On how they support their people, Stevens said, “In the transition to working from home, 20% of our company experienced challenges related to child care. Therefore, support for childcare has been provided to our employees.”
He said they are also “creatively working with buyers to find reasonable terms in these uncertain times,” calling it “just good business practice.”
“We came up with an idea that helps buyers with budget constraints and linguists desiring to improve their productivity while leveling up. Through May 30, 2020, we are offering our best adaptive machine translation service, ModernMT, at no cost,” Stevens said.
Matteo Natale – IDC
“We are fortunate to be keeping busy with work. In many ways, we’re feeling just as connected and mutually supportive now as when we were all sharing the same physical space every day,” said Matteo Natale, who is based at the International Digital Centre (IDC) headquarters in New York City.
Natale took on the role of Director of Localization at IDC on January 20, 2020. He joined the multimedia service provider after having spent two years in a similar post at Prime Focus Technologies, and film distribution giant Deluxe the decade prior. He reports to IDC President and CEO Marcy Gilbert.
All project management, language services, translator recruitment, and quality control roles within IDC’s Localization and Accessibility Services report to Natale. He is also responsible for “relationships across the localization value chain.”
As New York enters its third week of lockdown, Natale said, “The virtual events and spaces we foster include some focused on our work, which is pretty standard, but also others dedicated to more fundamental personal and social needs. This is supplemented by our ability to maintain good, regular pay, and generous sick leave policies.”
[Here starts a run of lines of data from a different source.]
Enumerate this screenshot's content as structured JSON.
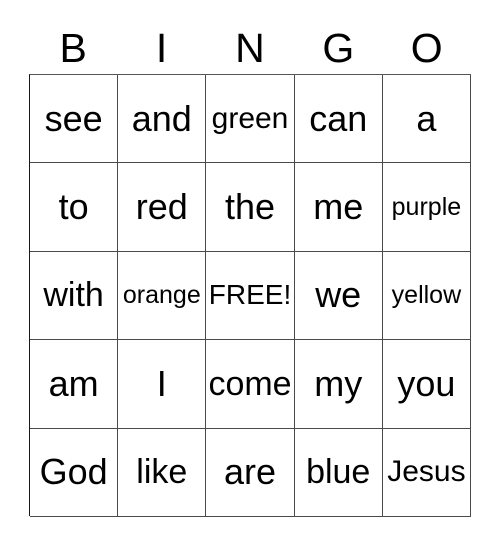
{
  "card": {
    "title": "BINGO",
    "headers": [
      "B",
      "I",
      "N",
      "G",
      "O"
    ],
    "rows": [
      {
        "cells": [
          {
            "text": "see"
          },
          {
            "text": "and"
          },
          {
            "text": "green"
          },
          {
            "text": "can"
          },
          {
            "text": "a"
          }
        ]
      },
      {
        "cells": [
          {
            "text": "to"
          },
          {
            "text": "red"
          },
          {
            "text": "the"
          },
          {
            "text": "me"
          },
          {
            "text": "purple"
          }
        ]
      },
      {
        "cells": [
          {
            "text": "with"
          },
          {
            "text": "orange"
          },
          {
            "text": "FREE!"
          },
          {
            "text": "we"
          },
          {
            "text": "yellow"
          }
        ]
      },
      {
        "cells": [
          {
            "text": "am"
          },
          {
            "text": "I"
          },
          {
            "text": "come"
          },
          {
            "text": "my"
          },
          {
            "text": "you"
          }
        ]
      },
      {
        "cells": [
          {
            "text": "God"
          },
          {
            "text": "like"
          },
          {
            "text": "are"
          },
          {
            "text": "blue"
          },
          {
            "text": "Jesus"
          }
        ]
      }
    ],
    "colors": {
      "text": "#000000",
      "border": "#4a4a4a",
      "background": "#ffffff"
    }
  }
}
According to Natale, “We understand that all our people have different circumstances when working from home, doing what they need to do to keep themselves and their families safe, whether it be homeschooling or taking care of sick family members. So, we provide flexible working hours to support the diverse needs of each individual in our workforce and value chain in New York, Los Angeles, and around the world.”
Nicolás Fontana – Comunica
“All are allowed to work from home. They are provided with laptops and all hardware and software needed to perform their daily tasks. The company is also providing portable Internet devices to those who are unable to have a proper connection,” said Nicolás Fontana about how they are dealing with the lockdown in Spain.
On March 3, 2020, Fontana joined Spain-based LSP Comunica as Sales and Vendor Manager. He reports to Managing Director Tina Julsgaard and is based in Fuengirola, Málaga. Fontana said his main responsibilities include overseeing freelance translators and finding new clients.
They were “fully prepared to have all workers and roles working remotely, home-based,” so the current situation “is not affecting my position metrics.” And while there could be some impact on client-generation, Fontana is looking to other ways to contact people other than attending conferences and events.
Aside from LinkedIn, Fontana said they also use Slack and GoToMeeting, and “a WhatsApp group to support everyone in Comunica´s family, by sharing news, medical information, and advice on how to handle the lockdown with kids, and pets.”
He said that “for those alone, we provide support, and organize calls and chats to keep the spirit up almost 24/7. Payments are guaranteed and there won’t be any reduction as the workflow is not affected, so far.”
Fontana added that they are now working on a long-term contingency plan just in case the lockdown drags on for two months or more.